__DIRECTIONS__. Each line holding the string "Price" is to be copied from the data.

__App and web page records__.
= Beginning of Section =
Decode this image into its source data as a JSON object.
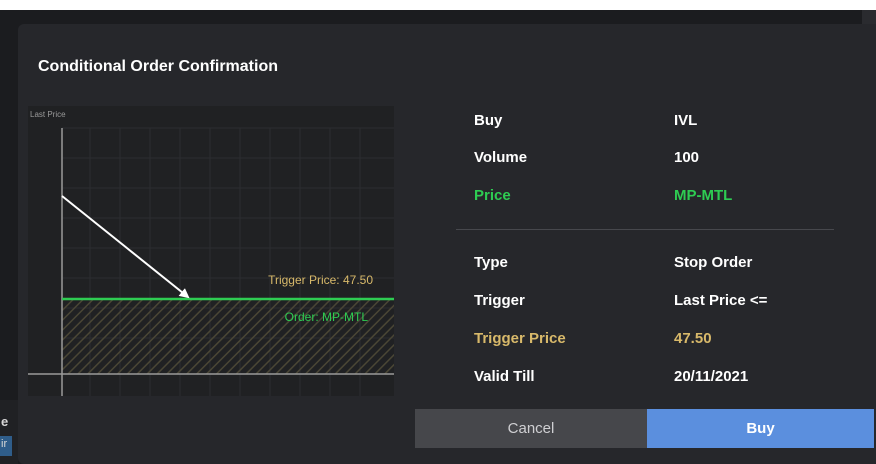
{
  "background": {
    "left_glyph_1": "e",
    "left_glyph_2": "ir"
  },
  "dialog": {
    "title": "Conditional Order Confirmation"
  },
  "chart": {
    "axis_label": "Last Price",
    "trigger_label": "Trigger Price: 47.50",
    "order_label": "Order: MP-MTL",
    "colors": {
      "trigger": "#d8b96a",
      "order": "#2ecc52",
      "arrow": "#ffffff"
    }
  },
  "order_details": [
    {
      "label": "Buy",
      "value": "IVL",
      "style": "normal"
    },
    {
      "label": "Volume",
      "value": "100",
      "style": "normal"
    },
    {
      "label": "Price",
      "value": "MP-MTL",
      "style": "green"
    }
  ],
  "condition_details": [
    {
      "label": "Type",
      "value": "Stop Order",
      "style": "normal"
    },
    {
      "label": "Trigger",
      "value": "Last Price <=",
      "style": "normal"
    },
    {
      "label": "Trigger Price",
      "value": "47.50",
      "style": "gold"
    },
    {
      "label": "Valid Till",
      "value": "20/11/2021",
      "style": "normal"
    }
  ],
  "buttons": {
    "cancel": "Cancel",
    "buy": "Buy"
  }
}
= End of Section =
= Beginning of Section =
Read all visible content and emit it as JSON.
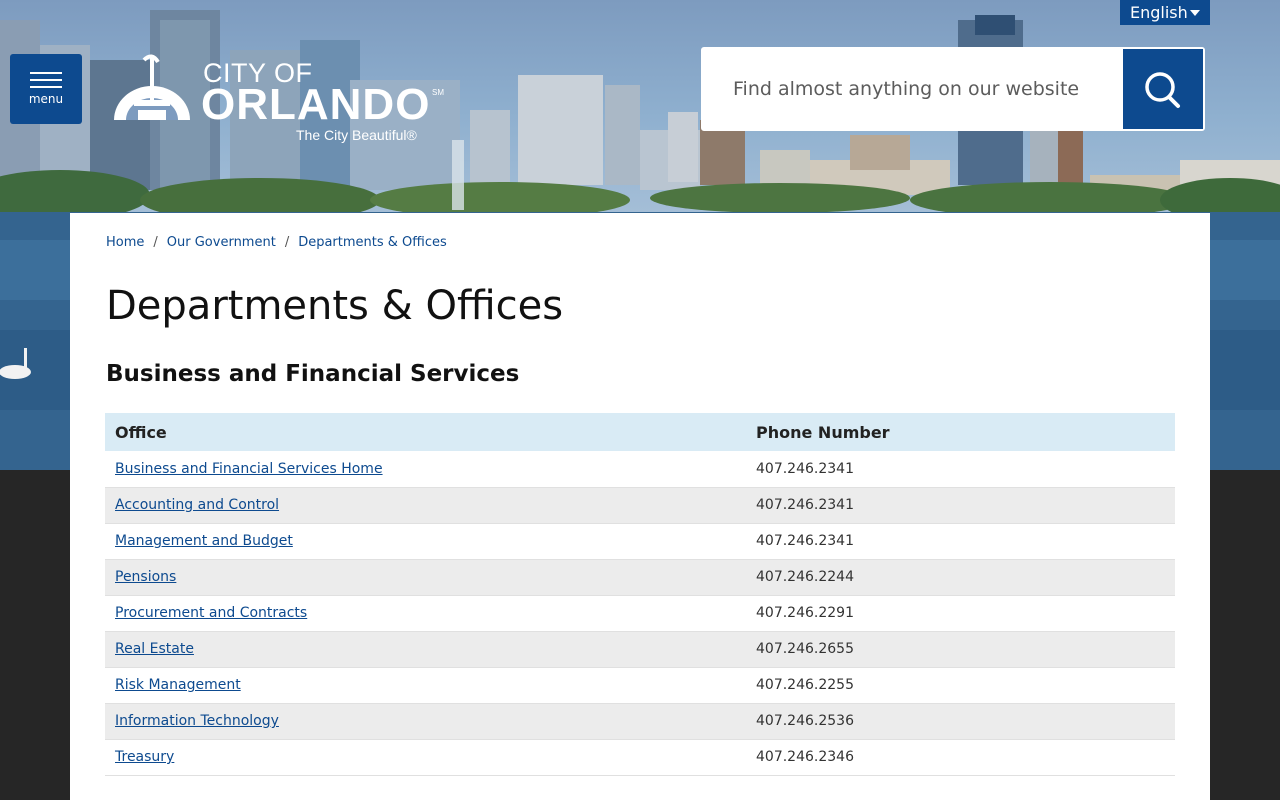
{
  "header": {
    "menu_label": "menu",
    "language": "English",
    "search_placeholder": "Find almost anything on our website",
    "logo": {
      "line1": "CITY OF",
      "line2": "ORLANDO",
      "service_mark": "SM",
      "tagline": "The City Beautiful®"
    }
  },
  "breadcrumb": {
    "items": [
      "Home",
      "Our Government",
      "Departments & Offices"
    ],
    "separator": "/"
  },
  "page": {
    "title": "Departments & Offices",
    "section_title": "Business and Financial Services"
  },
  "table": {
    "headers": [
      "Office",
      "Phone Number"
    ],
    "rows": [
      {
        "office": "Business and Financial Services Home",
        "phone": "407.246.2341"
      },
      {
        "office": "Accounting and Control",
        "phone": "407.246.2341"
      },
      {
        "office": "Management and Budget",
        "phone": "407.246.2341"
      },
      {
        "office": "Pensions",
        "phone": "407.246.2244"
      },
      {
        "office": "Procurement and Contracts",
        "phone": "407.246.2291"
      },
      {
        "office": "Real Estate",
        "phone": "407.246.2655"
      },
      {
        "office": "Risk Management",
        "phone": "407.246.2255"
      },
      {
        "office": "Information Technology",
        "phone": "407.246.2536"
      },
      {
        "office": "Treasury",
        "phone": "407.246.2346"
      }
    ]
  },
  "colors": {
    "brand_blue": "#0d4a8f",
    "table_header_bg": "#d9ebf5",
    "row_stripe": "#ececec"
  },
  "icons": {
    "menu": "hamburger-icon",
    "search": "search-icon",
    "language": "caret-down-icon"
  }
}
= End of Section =
__RESULT OF THIS TASK__.
    "axis_label": "Last Price",
    "trigger_label": "Trigger Price: 47.50",
      "label": "Price",
      "value": "Last Price <=",
      "label": "Trigger Price",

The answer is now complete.